When we return to being dust and ashes, how do we mark our life’s passage? For Esther it is in the many many lives she enriched. I don’t think she ever had to reach into her left pocket.
Growing up, being Esther’s son was both joyful and challenging. I have very fond memories of her easy laugh, of going shopping with her rolly basket, of pie at Woodwards and crumpets and tea at Johnstone Walker in Edmonton. I was amazed then, as I am today, of how she seemed to know the names and family background of so many people, from the produce manager at Safeway to her favorite checkout people. It was a challenge because my Mom had very high expectations of me in especially two areas: politeness and empathy. Those sound like simple childhood lessons as I say them out loud to you here, but trust me when I say that even though she was only 5’2, Esther was a fierce promoter and defender of both these value, and that those labels – politeness and empathy, were simplistic abbreviations for much deeper values.
Esther insisted on me being polite. Please, thank you, wait your turn, let that person go before you, say hello and goodbye, listen before you speak, dont interrupt. She would be more upset with me for rudeness than for breaking something around the house – her values were clear about the importance of treating people well.
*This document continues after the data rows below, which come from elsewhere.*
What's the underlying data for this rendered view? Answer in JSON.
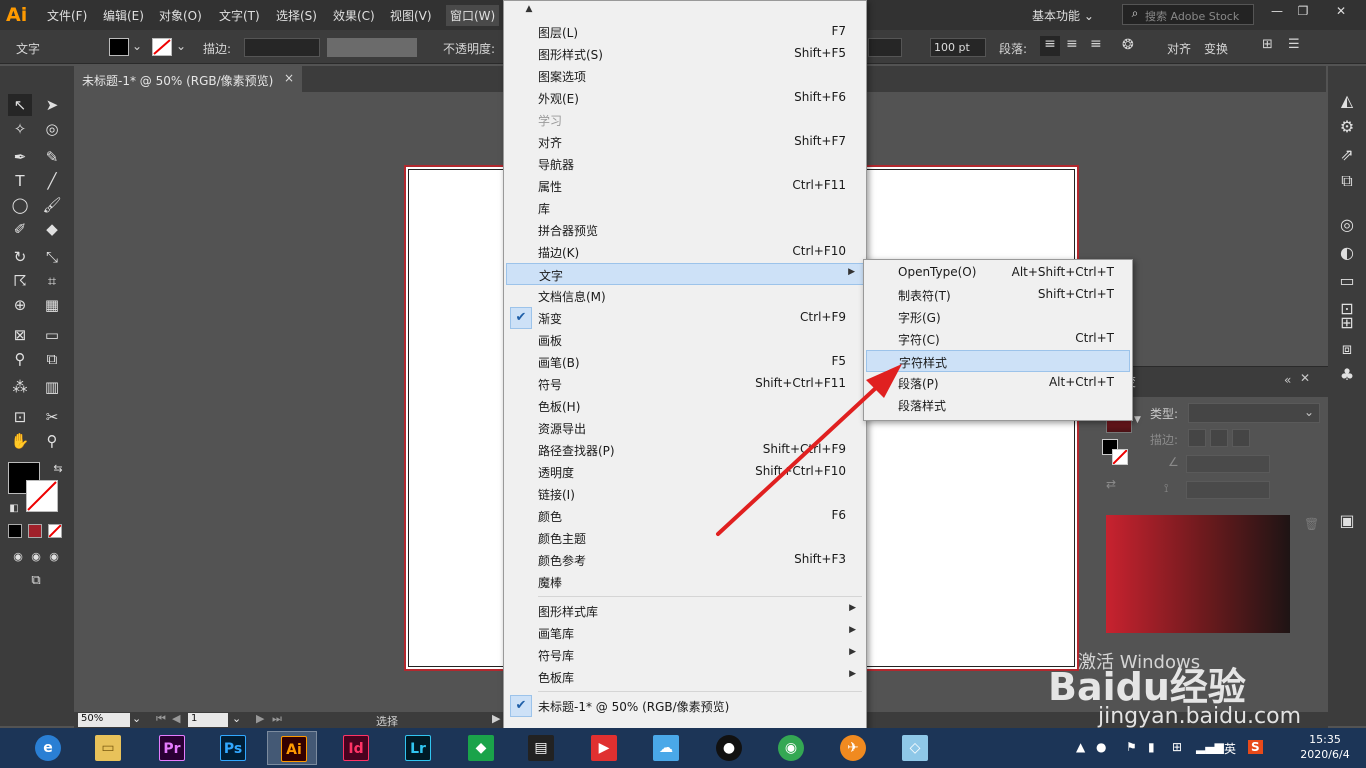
{
  "app": {
    "logo": "Ai"
  },
  "menubar": {
    "items": [
      "文件(F)",
      "编辑(E)",
      "对象(O)",
      "文字(T)",
      "选择(S)",
      "效果(C)",
      "视图(V)",
      "窗口(W)"
    ],
    "workspace": "基本功能",
    "search_placeholder": "搜索 Adobe Stock"
  },
  "controlbar": {
    "mode_label": "文字",
    "stroke_label": "描边:",
    "opacity_label": "不透明度:",
    "size_value": "100 pt",
    "paragraph_label": "段落:",
    "align_label": "对齐",
    "transform_label": "变换"
  },
  "document": {
    "tab_title": "未标题-1* @ 50% (RGB/像素预览)",
    "close": "×"
  },
  "window_menu": {
    "items": [
      {
        "label": "图层(L)",
        "shortcut": "F7"
      },
      {
        "label": "图形样式(S)",
        "shortcut": "Shift+F5"
      },
      {
        "label": "图案选项",
        "shortcut": ""
      },
      {
        "label": "外观(E)",
        "shortcut": "Shift+F6"
      },
      {
        "label": "学习",
        "shortcut": ""
      },
      {
        "label": "对齐",
        "shortcut": "Shift+F7"
      },
      {
        "label": "导航器",
        "shortcut": ""
      },
      {
        "label": "属性",
        "shortcut": "Ctrl+F11"
      },
      {
        "label": "库",
        "shortcut": ""
      },
      {
        "label": "拼合器预览",
        "shortcut": ""
      },
      {
        "label": "描边(K)",
        "shortcut": "Ctrl+F10"
      },
      {
        "label": "文字",
        "shortcut": ""
      },
      {
        "label": "文档信息(M)",
        "shortcut": ""
      },
      {
        "label": "渐变",
        "shortcut": "Ctrl+F9"
      },
      {
        "label": "画板",
        "shortcut": ""
      },
      {
        "label": "画笔(B)",
        "shortcut": "F5"
      },
      {
        "label": "符号",
        "shortcut": "Shift+Ctrl+F11"
      },
      {
        "label": "色板(H)",
        "shortcut": ""
      },
      {
        "label": "资源导出",
        "shortcut": ""
      },
      {
        "label": "路径查找器(P)",
        "shortcut": "Shift+Ctrl+F9"
      },
      {
        "label": "透明度",
        "shortcut": "Shift+Ctrl+F10"
      },
      {
        "label": "链接(I)",
        "shortcut": ""
      },
      {
        "label": "颜色",
        "shortcut": "F6"
      },
      {
        "label": "颜色主题",
        "shortcut": ""
      },
      {
        "label": "颜色参考",
        "shortcut": "Shift+F3"
      },
      {
        "label": "魔棒",
        "shortcut": ""
      }
    ],
    "libraries": [
      "图形样式库",
      "画笔库",
      "符号库",
      "色板库"
    ],
    "open_document": "未标题-1* @ 50% (RGB/像素预览)"
  },
  "type_submenu": {
    "items": [
      {
        "label": "OpenType(O)",
        "shortcut": "Alt+Shift+Ctrl+T"
      },
      {
        "label": "制表符(T)",
        "shortcut": "Shift+Ctrl+T"
      },
      {
        "label": "字形(G)",
        "shortcut": ""
      },
      {
        "label": "字符(C)",
        "shortcut": "Ctrl+T"
      },
      {
        "label": "字符样式",
        "shortcut": ""
      },
      {
        "label": "段落(P)",
        "shortcut": "Alt+Ctrl+T"
      },
      {
        "label": "段落样式",
        "shortcut": ""
      }
    ]
  },
  "gradient_panel": {
    "type_label": "类型:",
    "stroke_label": "描边:",
    "tab_label": "变"
  },
  "statusbar": {
    "zoom": "50%",
    "artboard": "1",
    "tool": "选择"
  },
  "taskbar": {
    "apps": [
      "Pr",
      "Ps",
      "Ai",
      "Id",
      "Lr"
    ],
    "ime": "英",
    "time": "15:35",
    "date": "2020/6/4"
  },
  "watermark": {
    "activate": "激活 Windows",
    "site": "jingyan.baidu.com",
    "brand": "Baidu经验"
  },
  "colors": {
    "menu_highlight": "#cde1f7",
    "artboard_border": "#b2282e",
    "arrow": "#e02020",
    "ai_orange": "#ff9a00"
  }
}
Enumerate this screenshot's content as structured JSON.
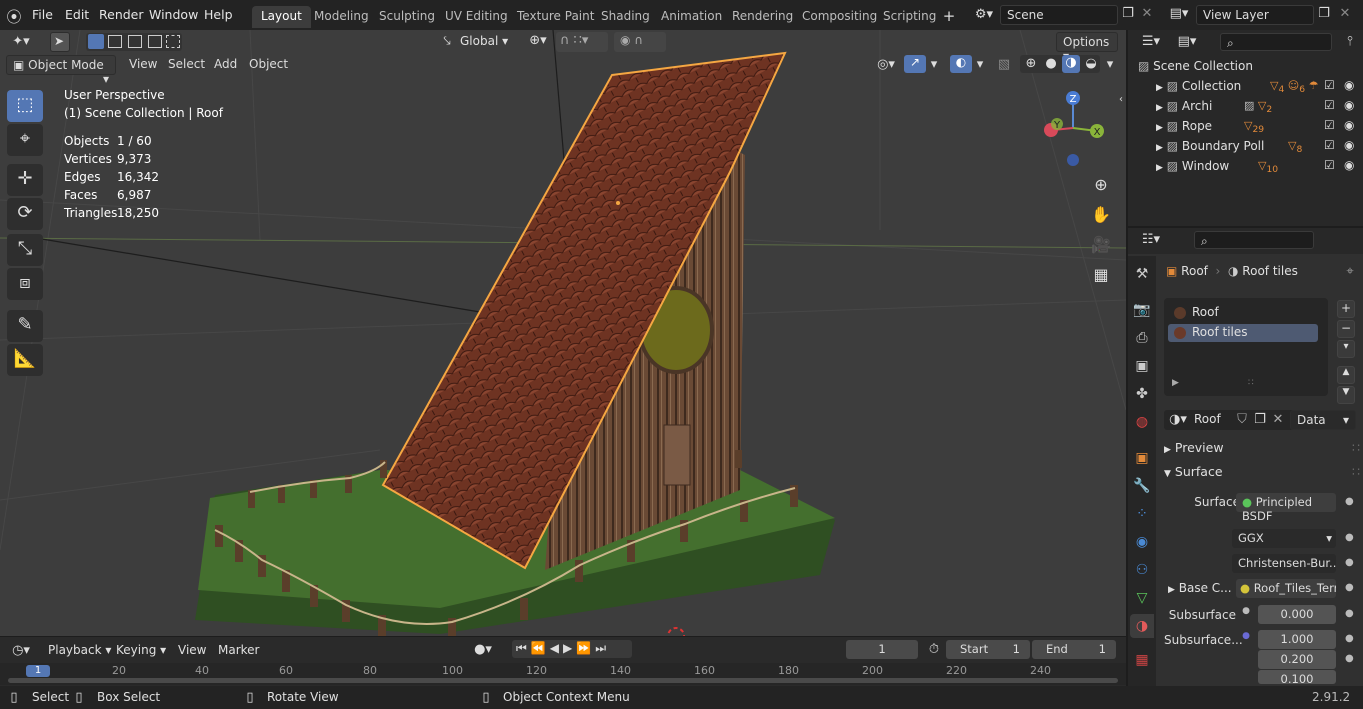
{
  "menubar": {
    "items": [
      "File",
      "Edit",
      "Render",
      "Window",
      "Help"
    ]
  },
  "workspaces": [
    "Layout",
    "Modeling",
    "Sculpting",
    "UV Editing",
    "Texture Paint",
    "Shading",
    "Animation",
    "Rendering",
    "Compositing",
    "Scripting"
  ],
  "active_workspace": "Layout",
  "scene": {
    "name": "Scene"
  },
  "view_layer": {
    "name": "View Layer"
  },
  "viewport_header": {
    "transform_orientation": "Global",
    "options_label": "Options",
    "mode": "Object Mode",
    "menus": [
      "View",
      "Select",
      "Add",
      "Object"
    ]
  },
  "overlay_info": {
    "perspective": "User Perspective",
    "context": "(1) Scene Collection | Roof",
    "stats": [
      {
        "label": "Objects",
        "value": "1 / 60"
      },
      {
        "label": "Vertices",
        "value": "9,373"
      },
      {
        "label": "Edges",
        "value": "16,342"
      },
      {
        "label": "Faces",
        "value": "6,987"
      },
      {
        "label": "Triangles",
        "value": "18,250"
      }
    ]
  },
  "gizmo": {
    "x": "X",
    "y": "Y",
    "z": "Z"
  },
  "outliner": {
    "root": "Scene Collection",
    "collections": [
      {
        "name": "Collection",
        "badges": [
          "4",
          "6"
        ]
      },
      {
        "name": "Archi",
        "badges": [
          "2"
        ]
      },
      {
        "name": "Rope",
        "badges": [
          "29"
        ]
      },
      {
        "name": "Boundary Poll",
        "badges": [
          "8"
        ]
      },
      {
        "name": "Window",
        "badges": [
          "10"
        ]
      }
    ]
  },
  "properties": {
    "breadcrumb_object": "Roof",
    "breadcrumb_material": "Roof tiles",
    "material_slots": [
      "Roof",
      "Roof tiles"
    ],
    "selected_slot": "Roof tiles",
    "material_name": "Roof",
    "link_mode": "Data",
    "panels": {
      "preview": "Preview",
      "surface": "Surface"
    },
    "surface_label": "Surface",
    "surface_shader": "Principled BSDF",
    "distribution": "GGX",
    "subsurface_method": "Christensen-Bur...",
    "base_color_label": "Base C...",
    "base_color_value": "Roof_Tiles_Terr...",
    "subsurface_label": "Subsurface",
    "subsurface_value": "0.000",
    "subsurface_radius_label": "Subsurface...",
    "subsurface_radius": [
      "1.000",
      "0.200",
      "0.100"
    ]
  },
  "timeline": {
    "menus": [
      "Playback",
      "Keying",
      "View",
      "Marker"
    ],
    "current_frame": "1",
    "start_label": "Start",
    "start": "1",
    "end_label": "End",
    "end": "1",
    "ticks": [
      "1",
      "20",
      "40",
      "60",
      "80",
      "100",
      "120",
      "140",
      "160",
      "180",
      "200",
      "220",
      "240"
    ]
  },
  "statusbar": {
    "select": "Select",
    "box_select": "Box Select",
    "rotate_view": "Rotate View",
    "context_menu": "Object Context Menu",
    "version": "2.91.2"
  },
  "colors": {
    "accent_blue": "#5477b4",
    "selection_orange": "#f5a742",
    "roof_tile": "#7a3a26",
    "grass": "#3f6a2c"
  }
}
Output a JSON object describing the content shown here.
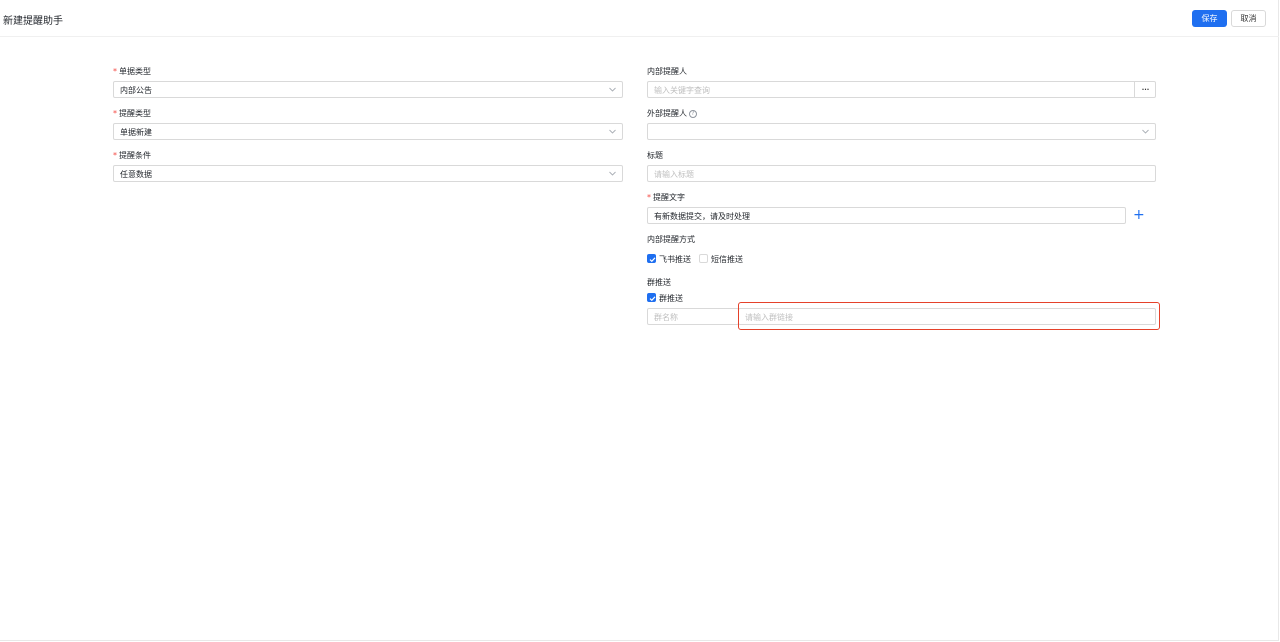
{
  "header": {
    "title": "新建提醒助手",
    "save_label": "保存",
    "cancel_label": "取消"
  },
  "left": {
    "doc_type": {
      "label": "单据类型",
      "value": "内部公告"
    },
    "remind_type": {
      "label": "提醒类型",
      "value": "单据新建"
    },
    "remind_condition": {
      "label": "提醒条件",
      "value": "任意数据"
    }
  },
  "right": {
    "internal_reminder": {
      "label": "内部提醒人",
      "placeholder": "输入关键字查询",
      "more": "···"
    },
    "external_reminder": {
      "label": "外部提醒人",
      "value": ""
    },
    "title_field": {
      "label": "标题",
      "placeholder": "请输入标题"
    },
    "remind_text": {
      "label": "提醒文字",
      "value": "有新数据提交，请及时处理",
      "add": "+"
    },
    "internal_method": {
      "label": "内部提醒方式",
      "options": [
        {
          "label": "飞书推送",
          "checked": true
        },
        {
          "label": "短信推送",
          "checked": false
        }
      ]
    },
    "group_push": {
      "label": "群推送",
      "checkbox_label": "群推送",
      "checked": true,
      "name_placeholder": "群名称",
      "link_placeholder": "请输入群链接"
    }
  },
  "icons": {
    "chevron": "chevron-down-icon",
    "help": "help-circle-icon",
    "check": "check-icon",
    "plus": "plus-icon"
  },
  "colors": {
    "primary": "#1f6ff0",
    "required": "#f54a45",
    "highlight": "#e5412a"
  }
}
The other attribute Esther manifested through her life was an extremely high empathy. Her early lessons on that to me were simple – “How would you feel if someone did that to you?” After the usual hundreds of times it takes a parent to relay a lesson to their children (), the step of considering the effect and feelings on the person I was about to tease, laugh at, or hit eventually sunk in and made me a less impetuous, and hopefully kinder person.
But make no mistake, these qualities did not make Esther a passive nice person. I have another chevre, a community of our Edmonton Talmud Torah class who amazingly keep in touch by email and share news and events. When I asked for their memories of Esther several recalled with great clarity Esther’s influence on them in our teenage years, when she and Dan were advisors for BBYO, and Jewish youth group. Mona said “I recall your mom as one of the first adults to treat me like a ‘grown up’ (even when I may not have behaved as one). She would ask me what was going on in my life and I knew her interest was genuine as she would always actually remember our conversations the next time she saw me.”
When Esther saw a clique that was excluding one of the other girls, she engaged them in dialog with that combination of unvarnished truth, outrage, her deep sense of fairness, topped with a dollop of guilt, to encourage inclusiveness.
Esther’s sense of fairness extended reagrdless of gender. Talmud Torah classmate Arna Poupko Fisher wrote “Your mom was one of the few people who made MY mom ‘stand at attention’. She was a feminist before her time…with moxie and forthrightness and irrepressible energy. My mom really loved your mom and so did I.”
Mom, in a few minutes we will commend your body back to the earth, and help your beautiful neshama go free, the neshama that was getting increasingly hard to radiate as your brain became a cataract to its glow.
In our mystical tradition the Zohar tells us that Esther’s neshama is still near, in the process of rising upwards to the light of creation, where after a brief time to be cleared of the pains and mistakes of this world will be free once more. If it should be your choice, perhaps the world will be blessed with your soul once again, to bring compassion, awareness, and wisdom to another community and to a family who loved you as much as we did.